→ Instructions for the task:
Copy every line below that has the word "this" in it.

→ Information given:
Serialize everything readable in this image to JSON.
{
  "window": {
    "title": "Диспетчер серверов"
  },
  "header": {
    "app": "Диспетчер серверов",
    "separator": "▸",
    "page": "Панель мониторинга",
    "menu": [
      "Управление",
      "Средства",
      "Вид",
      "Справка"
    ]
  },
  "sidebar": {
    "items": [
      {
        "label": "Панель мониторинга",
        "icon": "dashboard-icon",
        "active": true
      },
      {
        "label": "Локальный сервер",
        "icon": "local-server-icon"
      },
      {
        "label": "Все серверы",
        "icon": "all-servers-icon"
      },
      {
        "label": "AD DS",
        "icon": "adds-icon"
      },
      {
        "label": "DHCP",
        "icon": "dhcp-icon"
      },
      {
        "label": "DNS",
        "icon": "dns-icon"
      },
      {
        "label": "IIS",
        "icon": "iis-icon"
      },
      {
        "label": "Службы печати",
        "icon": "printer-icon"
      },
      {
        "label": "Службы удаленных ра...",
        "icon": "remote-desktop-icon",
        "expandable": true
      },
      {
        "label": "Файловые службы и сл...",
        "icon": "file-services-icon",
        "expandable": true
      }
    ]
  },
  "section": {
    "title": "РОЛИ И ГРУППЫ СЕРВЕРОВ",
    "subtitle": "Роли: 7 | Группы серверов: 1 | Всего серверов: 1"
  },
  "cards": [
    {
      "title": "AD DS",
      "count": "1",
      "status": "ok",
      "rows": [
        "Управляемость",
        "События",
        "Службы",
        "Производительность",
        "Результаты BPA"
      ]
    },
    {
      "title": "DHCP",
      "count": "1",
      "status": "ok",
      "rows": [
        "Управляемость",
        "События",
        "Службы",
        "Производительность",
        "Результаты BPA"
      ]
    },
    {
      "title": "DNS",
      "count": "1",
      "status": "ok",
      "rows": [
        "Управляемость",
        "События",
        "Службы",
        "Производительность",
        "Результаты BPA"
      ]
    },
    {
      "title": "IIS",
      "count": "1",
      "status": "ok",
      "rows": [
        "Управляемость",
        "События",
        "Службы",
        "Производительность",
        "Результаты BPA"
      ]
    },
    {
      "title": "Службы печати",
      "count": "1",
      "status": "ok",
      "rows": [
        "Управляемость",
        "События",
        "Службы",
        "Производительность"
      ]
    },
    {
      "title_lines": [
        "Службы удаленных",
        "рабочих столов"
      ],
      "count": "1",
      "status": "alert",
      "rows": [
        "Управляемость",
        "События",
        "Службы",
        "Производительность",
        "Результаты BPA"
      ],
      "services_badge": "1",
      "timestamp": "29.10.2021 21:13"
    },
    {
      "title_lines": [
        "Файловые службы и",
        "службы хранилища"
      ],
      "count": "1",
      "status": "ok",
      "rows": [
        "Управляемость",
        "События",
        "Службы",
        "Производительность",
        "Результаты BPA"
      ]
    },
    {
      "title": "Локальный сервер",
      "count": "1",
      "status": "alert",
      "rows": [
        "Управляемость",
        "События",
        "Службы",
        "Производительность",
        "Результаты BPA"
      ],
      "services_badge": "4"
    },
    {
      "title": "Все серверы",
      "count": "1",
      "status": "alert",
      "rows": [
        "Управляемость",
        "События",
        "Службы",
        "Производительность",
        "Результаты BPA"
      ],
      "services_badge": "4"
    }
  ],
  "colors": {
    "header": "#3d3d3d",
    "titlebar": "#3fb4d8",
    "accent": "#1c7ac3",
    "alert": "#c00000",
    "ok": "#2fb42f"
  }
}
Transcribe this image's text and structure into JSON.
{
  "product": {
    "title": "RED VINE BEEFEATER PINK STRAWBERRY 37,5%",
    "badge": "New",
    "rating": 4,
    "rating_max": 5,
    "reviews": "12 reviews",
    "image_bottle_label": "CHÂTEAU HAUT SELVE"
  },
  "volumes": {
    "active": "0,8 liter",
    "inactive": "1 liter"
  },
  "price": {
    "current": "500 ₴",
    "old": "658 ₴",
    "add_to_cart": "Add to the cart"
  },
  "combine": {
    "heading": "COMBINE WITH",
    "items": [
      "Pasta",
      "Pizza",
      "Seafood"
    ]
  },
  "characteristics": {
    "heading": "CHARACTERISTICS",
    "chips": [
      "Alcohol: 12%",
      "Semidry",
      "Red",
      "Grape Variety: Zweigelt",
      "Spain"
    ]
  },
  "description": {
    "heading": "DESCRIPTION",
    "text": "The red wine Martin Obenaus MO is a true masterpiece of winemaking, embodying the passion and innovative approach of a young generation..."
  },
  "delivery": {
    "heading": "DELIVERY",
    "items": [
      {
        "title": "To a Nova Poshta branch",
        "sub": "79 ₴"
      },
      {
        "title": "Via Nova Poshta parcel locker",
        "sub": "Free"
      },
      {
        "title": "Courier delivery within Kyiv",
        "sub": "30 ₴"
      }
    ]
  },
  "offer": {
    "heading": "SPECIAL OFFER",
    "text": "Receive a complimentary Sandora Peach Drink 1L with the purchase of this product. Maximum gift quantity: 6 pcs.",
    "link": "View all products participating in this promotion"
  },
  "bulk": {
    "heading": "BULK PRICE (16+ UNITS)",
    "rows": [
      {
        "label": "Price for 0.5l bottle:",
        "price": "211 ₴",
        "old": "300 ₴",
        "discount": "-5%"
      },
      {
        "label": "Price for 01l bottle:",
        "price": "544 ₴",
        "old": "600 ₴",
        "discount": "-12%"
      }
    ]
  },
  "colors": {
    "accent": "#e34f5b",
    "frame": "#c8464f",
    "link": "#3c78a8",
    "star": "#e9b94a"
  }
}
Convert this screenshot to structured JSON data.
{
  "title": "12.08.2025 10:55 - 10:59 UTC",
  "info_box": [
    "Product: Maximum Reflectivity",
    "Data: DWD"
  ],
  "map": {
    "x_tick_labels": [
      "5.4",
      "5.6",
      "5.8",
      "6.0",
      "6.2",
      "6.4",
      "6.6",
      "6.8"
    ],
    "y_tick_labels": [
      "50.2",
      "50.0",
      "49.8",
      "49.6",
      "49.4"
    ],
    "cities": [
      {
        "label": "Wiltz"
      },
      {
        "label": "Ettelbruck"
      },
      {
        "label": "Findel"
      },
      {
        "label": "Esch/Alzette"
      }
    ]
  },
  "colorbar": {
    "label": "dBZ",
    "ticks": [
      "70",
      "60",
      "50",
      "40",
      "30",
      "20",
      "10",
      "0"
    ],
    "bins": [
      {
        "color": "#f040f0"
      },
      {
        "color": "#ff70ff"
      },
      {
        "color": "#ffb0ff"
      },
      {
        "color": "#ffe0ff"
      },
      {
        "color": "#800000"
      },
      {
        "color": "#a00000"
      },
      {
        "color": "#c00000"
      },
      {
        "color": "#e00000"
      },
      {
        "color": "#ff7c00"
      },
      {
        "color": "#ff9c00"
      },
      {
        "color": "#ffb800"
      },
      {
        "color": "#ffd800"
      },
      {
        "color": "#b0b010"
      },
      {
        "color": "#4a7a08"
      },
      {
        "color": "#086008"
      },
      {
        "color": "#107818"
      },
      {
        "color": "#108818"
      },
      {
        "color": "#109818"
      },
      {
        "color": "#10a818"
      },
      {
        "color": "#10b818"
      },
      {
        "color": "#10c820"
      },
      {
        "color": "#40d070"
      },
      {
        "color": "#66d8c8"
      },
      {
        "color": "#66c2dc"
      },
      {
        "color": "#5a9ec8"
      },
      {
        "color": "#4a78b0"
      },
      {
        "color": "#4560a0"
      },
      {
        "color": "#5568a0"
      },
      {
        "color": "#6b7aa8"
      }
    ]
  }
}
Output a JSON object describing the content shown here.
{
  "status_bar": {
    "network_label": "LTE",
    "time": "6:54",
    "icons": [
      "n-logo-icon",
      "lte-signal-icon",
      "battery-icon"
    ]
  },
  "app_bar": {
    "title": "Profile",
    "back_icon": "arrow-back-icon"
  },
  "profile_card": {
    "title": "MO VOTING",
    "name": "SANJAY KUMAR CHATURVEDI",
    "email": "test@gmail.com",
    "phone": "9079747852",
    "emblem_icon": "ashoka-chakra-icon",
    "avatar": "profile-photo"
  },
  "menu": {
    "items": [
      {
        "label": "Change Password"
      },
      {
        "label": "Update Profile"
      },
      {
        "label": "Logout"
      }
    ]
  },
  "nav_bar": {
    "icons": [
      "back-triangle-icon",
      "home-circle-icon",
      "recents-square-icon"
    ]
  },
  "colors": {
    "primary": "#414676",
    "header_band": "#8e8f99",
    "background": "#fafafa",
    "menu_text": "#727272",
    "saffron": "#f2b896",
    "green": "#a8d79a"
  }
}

→ Answer box:
Serialize everything readable in this image to JSON.
Transcribe this image's text and structure into JSON.
    "text": "Receive a complimentary Sandora Peach Drink 1L with the purchase of this product. Maximum gift quantity: 6 pcs.",
    "link": "View all products participating in this promotion"
Convert this screenshot to structured JSON data.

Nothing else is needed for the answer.